The Minneapols Star-Tribune asked some science gurus "What is the one science question that high school graduates should be able to answer?"
Here are the Top 10:
1. What percentage of the earth is covered by water?
ROBERT GAGOSIAN, WOODS HOLE OCEANOGRAPHIC INSTITUTE
2. What sorts of signals does the brain use to communicate sensations, thoughts and actions?
TORSTEN WEISEL, ROCKEFELLER INSTITUTE, NEW YORK
3. Did dinosaurs and humans ever exist at the same time?
ANDREW C. REVKIN, NEW YORK TIMES SCIENCE REPORTER
4. What is Darwin's theory of the origin of species?
JONATHAN WEINER, 1995 PULITZER PRIZE-WINNING AUTHOR
5. Why does a year consist of 365 days, and a day of 24 hours?
LESLIE SAGE, NATURE MAGAZINE
6. Why is the sky blue?
ROY GLAUBER, 2005 NOBEL PRIZE WINNER; HARVARD UNIVERSITY
7. What causes a rainbow?
KIM KASTENS, COLUMBIA UNIVERSITY
8. What is it that makes diseases caused by viruses and bacteria hard to treat?
HELLE GAWRYLEWSKI, JOHNSON & JOHNSON (AND THE AUTHOR'S MOTHER)
9. How old are the oldest fossils on earth?
PAUL NURSE, 2001 NOBEL PRIZE WINNER; ROCKEFELLER INSTITUTE
10. Why do we put salt on sidewalks when it snows?
ARTHUR KNUDSEN, BRIDGETON, N.J., SCHOOLS

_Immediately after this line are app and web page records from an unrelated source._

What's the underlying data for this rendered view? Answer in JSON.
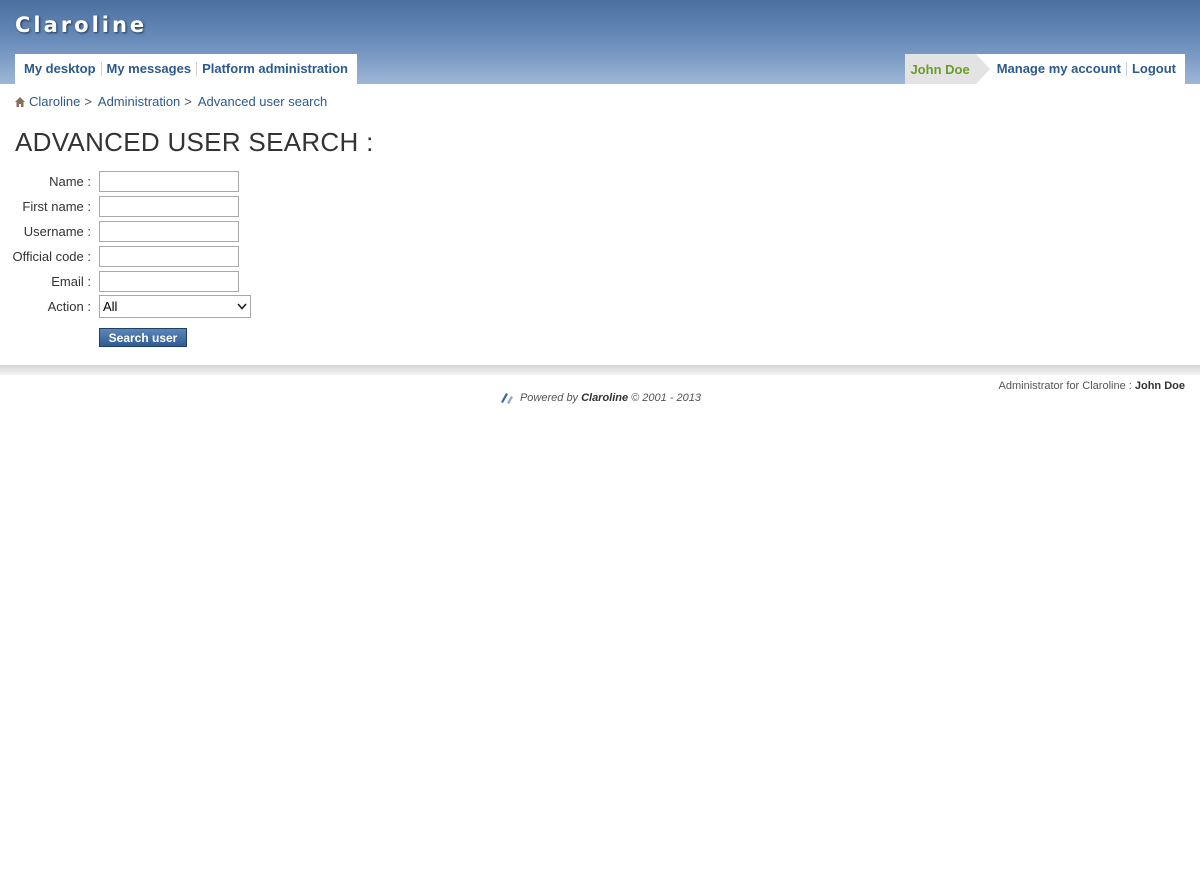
{
  "header": {
    "site_title": "Claroline"
  },
  "nav": {
    "left": [
      "My desktop",
      "My messages",
      "Platform administration"
    ],
    "user": "John Doe",
    "right": [
      "Manage my account",
      "Logout"
    ]
  },
  "breadcrumb": {
    "items": [
      "Claroline",
      "Administration",
      "Advanced user search"
    ],
    "separator": ">"
  },
  "page": {
    "title": "ADVANCED USER SEARCH :"
  },
  "form": {
    "fields": [
      {
        "label": "Name :",
        "value": ""
      },
      {
        "label": "First name :",
        "value": ""
      },
      {
        "label": "Username :",
        "value": ""
      },
      {
        "label": "Official code :",
        "value": ""
      },
      {
        "label": "Email :",
        "value": ""
      }
    ],
    "action": {
      "label": "Action :",
      "selected": "All"
    },
    "submit_label": "Search user"
  },
  "footer": {
    "admin_prefix": "Administrator for Claroline :",
    "admin_name": "John Doe",
    "powered_prefix": "Powered by",
    "powered_brand": "Claroline",
    "powered_suffix": "© 2001 - 2013"
  },
  "colors": {
    "header_top": "#4a70a0",
    "link": "#2c5a8c",
    "user_name": "#6b9c2a",
    "button": "#2f5c94"
  },
  "icons": [
    "home-icon",
    "chevron-down-icon",
    "claroline-logo-icon"
  ]
}
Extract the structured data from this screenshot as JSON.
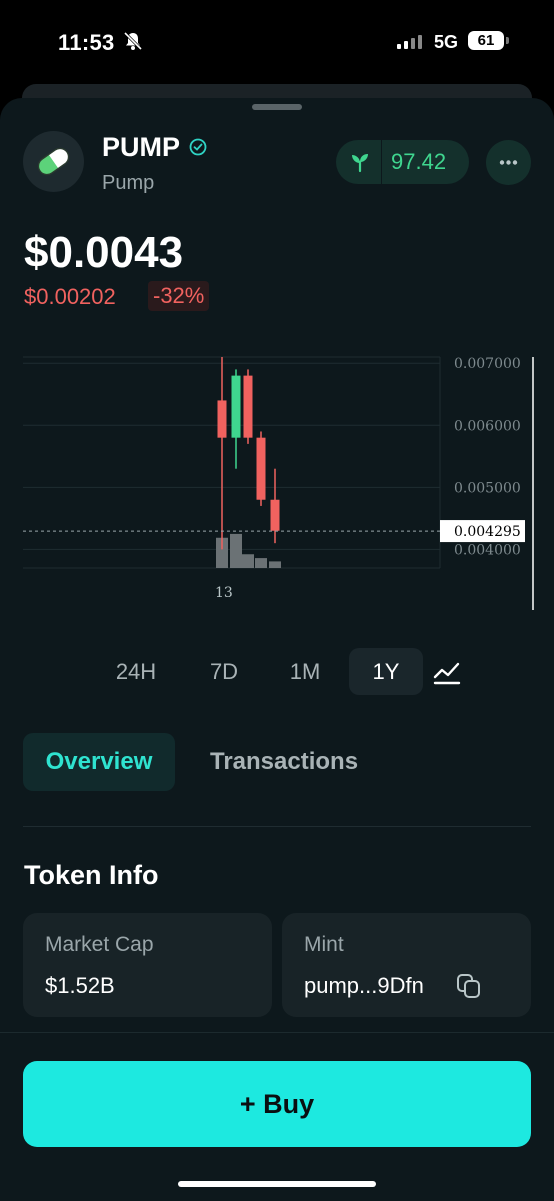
{
  "status_bar": {
    "time": "11:53",
    "network": "5G",
    "battery": "61"
  },
  "token": {
    "symbol": "PUMP",
    "name": "Pump",
    "score": "97.42",
    "price": "$0.0043",
    "change_abs": "$0.00202",
    "change_pct": "-32%"
  },
  "chart_data": {
    "type": "candlestick",
    "y_ticks": [
      "0.007000",
      "0.006000",
      "0.005000",
      "0.004000"
    ],
    "current_price_label": "0.004295",
    "x_tick_label": "13",
    "candles": [
      {
        "open": 0.0058,
        "high": 0.0071,
        "low": 0.004,
        "close": 0.0064,
        "color": "red"
      },
      {
        "open": 0.0058,
        "high": 0.0069,
        "low": 0.0053,
        "close": 0.0068,
        "color": "green"
      },
      {
        "open": 0.0068,
        "high": 0.0069,
        "low": 0.0057,
        "close": 0.0058,
        "color": "red"
      },
      {
        "open": 0.0058,
        "high": 0.0059,
        "low": 0.0047,
        "close": 0.0048,
        "color": "red"
      },
      {
        "open": 0.0048,
        "high": 0.0053,
        "low": 0.0041,
        "close": 0.0043,
        "color": "red"
      }
    ],
    "volume": [
      0.55,
      0.62,
      0.25,
      0.18,
      0.12
    ],
    "y_range": [
      0.0037,
      0.0071
    ]
  },
  "ranges": [
    "24H",
    "7D",
    "1M",
    "1Y"
  ],
  "active_range": "1Y",
  "tabs": {
    "overview": "Overview",
    "transactions": "Transactions"
  },
  "token_info": {
    "title": "Token Info",
    "market_cap_label": "Market Cap",
    "market_cap_value": "$1.52B",
    "mint_label": "Mint",
    "mint_value": "pump...9Dfn"
  },
  "buy": {
    "label": "+  Buy"
  },
  "colors": {
    "accent": "#1de9e0",
    "up": "#3fd68f",
    "down": "#f0625f",
    "background": "#0d181c"
  }
}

Extra credit: What makes the seasons change?
Need the answers? Read the rest of the article.
I don't know that these would have all been in my Top 10, but they aren't bad. I would have liked to have seen a question or two about the process involved with science. How do we know what we know?
Are there others you think should belong on the list?